The last couple of years have seen a dramatic rise in the number and quality of malware-as-a-service and hacking-as-a-service providers, with many of them advertising their services on the Web. And while law enforcement officials are well aware of the problem, they’re not having much luck in finding or prosecuting the criminals behind the schemes.
One of the more prevalent of these services is one that offers customers an email hacking service. For a small fee, hackers will compromise a victim’s email account and hand over the password to the paying customer. As The Washington Post reports, finding the hackers who are providing the service is often an exercise in futility.
Federal law prohibits hacking into e-mail, but without further illegal activity, it’s only a misdemeanor, noted Orin Kerr, a law professor at George Washington University and a former trial attorney in the Justice Department’s computer crime section.

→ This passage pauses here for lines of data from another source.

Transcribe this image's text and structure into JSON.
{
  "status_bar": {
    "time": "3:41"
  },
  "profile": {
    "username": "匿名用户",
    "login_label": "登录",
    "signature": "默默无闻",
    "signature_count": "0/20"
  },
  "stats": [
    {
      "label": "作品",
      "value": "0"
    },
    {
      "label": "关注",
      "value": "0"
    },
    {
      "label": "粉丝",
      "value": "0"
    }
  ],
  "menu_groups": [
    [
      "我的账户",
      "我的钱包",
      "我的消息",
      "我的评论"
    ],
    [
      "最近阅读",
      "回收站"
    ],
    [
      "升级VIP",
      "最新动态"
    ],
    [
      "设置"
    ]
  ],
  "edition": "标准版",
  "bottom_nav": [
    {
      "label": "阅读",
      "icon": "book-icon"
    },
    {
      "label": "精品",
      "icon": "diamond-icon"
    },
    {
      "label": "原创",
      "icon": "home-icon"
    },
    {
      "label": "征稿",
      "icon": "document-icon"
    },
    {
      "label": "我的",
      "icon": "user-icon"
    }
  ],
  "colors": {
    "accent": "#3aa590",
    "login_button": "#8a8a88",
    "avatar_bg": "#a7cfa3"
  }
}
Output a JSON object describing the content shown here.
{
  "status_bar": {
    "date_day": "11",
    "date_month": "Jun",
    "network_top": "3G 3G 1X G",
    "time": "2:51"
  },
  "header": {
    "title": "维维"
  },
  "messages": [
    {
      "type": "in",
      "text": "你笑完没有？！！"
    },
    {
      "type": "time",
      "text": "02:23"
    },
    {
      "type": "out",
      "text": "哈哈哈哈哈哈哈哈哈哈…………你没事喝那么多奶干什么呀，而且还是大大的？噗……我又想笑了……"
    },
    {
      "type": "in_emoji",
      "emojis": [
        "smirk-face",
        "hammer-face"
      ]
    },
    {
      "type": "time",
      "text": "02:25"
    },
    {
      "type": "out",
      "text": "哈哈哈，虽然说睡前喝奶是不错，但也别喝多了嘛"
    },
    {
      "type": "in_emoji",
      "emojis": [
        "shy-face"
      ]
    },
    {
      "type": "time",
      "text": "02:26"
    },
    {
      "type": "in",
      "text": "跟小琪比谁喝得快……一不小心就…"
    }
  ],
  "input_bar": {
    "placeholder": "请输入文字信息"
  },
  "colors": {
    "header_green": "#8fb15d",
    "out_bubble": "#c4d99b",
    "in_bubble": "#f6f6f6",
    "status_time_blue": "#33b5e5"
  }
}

“The feds usually don’t have the resources to investigate and prosecute misdemeanors,” Kerr said. “And part of the reason is that normally it’s hard to know when an account has been compromised, because e-mail snooping doesn’t leave a trace.”
This is the same problem that has been facing the law enforcement and prosecutors for decades. Even in cases in which police can identify the actors involved in an attack, gathering enough evidence for a successful prosecution can be a major challenge. These kinds of services are on the rise for good reason: the ease of setting them up and of hacking email accounts. Those two factors haven’t changed over the years and are unlikely to change anytime soon.